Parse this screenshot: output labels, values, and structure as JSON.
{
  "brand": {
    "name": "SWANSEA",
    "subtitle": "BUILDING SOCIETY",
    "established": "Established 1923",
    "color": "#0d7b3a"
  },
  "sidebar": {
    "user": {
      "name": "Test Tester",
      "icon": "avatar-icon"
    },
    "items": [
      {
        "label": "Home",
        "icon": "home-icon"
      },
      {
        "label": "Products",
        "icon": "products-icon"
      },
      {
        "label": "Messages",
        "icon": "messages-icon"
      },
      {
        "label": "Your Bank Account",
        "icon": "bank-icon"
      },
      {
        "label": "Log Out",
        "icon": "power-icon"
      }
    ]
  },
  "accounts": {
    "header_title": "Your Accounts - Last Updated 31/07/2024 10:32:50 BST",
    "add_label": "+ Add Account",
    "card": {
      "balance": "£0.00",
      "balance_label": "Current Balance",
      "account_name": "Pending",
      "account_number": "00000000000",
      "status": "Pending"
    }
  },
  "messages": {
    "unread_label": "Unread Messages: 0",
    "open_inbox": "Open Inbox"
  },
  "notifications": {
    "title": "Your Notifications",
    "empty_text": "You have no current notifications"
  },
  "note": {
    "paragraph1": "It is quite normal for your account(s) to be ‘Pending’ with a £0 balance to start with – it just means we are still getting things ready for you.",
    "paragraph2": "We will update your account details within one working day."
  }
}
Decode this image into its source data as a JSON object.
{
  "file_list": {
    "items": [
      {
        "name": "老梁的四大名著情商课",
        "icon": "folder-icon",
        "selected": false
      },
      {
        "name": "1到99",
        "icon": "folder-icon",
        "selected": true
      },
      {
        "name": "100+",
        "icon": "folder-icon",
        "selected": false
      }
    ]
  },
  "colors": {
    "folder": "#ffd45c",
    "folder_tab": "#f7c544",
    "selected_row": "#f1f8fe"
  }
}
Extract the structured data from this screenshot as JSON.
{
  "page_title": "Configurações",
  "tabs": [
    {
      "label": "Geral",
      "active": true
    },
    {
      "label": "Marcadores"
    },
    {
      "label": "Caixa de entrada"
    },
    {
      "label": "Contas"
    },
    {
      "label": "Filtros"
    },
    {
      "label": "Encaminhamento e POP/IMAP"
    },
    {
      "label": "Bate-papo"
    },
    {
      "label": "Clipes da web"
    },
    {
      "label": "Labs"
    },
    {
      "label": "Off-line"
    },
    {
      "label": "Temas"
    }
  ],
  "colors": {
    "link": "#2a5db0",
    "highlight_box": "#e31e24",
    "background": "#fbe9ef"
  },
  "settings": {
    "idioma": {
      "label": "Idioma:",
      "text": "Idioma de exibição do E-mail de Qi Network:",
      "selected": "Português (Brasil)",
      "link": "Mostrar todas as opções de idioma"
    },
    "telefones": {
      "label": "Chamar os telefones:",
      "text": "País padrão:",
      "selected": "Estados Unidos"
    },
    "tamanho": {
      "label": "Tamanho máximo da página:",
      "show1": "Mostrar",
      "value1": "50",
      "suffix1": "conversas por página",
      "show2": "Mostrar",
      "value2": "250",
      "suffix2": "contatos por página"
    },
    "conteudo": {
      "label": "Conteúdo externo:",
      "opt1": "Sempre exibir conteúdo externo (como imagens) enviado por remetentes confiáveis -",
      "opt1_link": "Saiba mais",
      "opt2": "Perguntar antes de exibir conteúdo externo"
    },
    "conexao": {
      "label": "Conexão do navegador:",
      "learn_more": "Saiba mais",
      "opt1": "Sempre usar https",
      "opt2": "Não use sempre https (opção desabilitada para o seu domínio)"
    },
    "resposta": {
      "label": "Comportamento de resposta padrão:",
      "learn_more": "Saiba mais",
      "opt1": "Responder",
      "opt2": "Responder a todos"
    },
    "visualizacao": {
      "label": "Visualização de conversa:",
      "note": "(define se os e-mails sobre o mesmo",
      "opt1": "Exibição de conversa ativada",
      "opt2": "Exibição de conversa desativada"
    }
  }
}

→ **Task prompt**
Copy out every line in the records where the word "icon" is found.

→ **Expected output**
      "icon": "avatar-icon"
        "icon": "home-icon"
        "icon": "products-icon"
        "icon": "messages-icon"
        "icon": "bank-icon"
        "icon": "power-icon"
        "icon": "folder-icon",
        "icon": "folder-icon",
        "icon": "folder-icon",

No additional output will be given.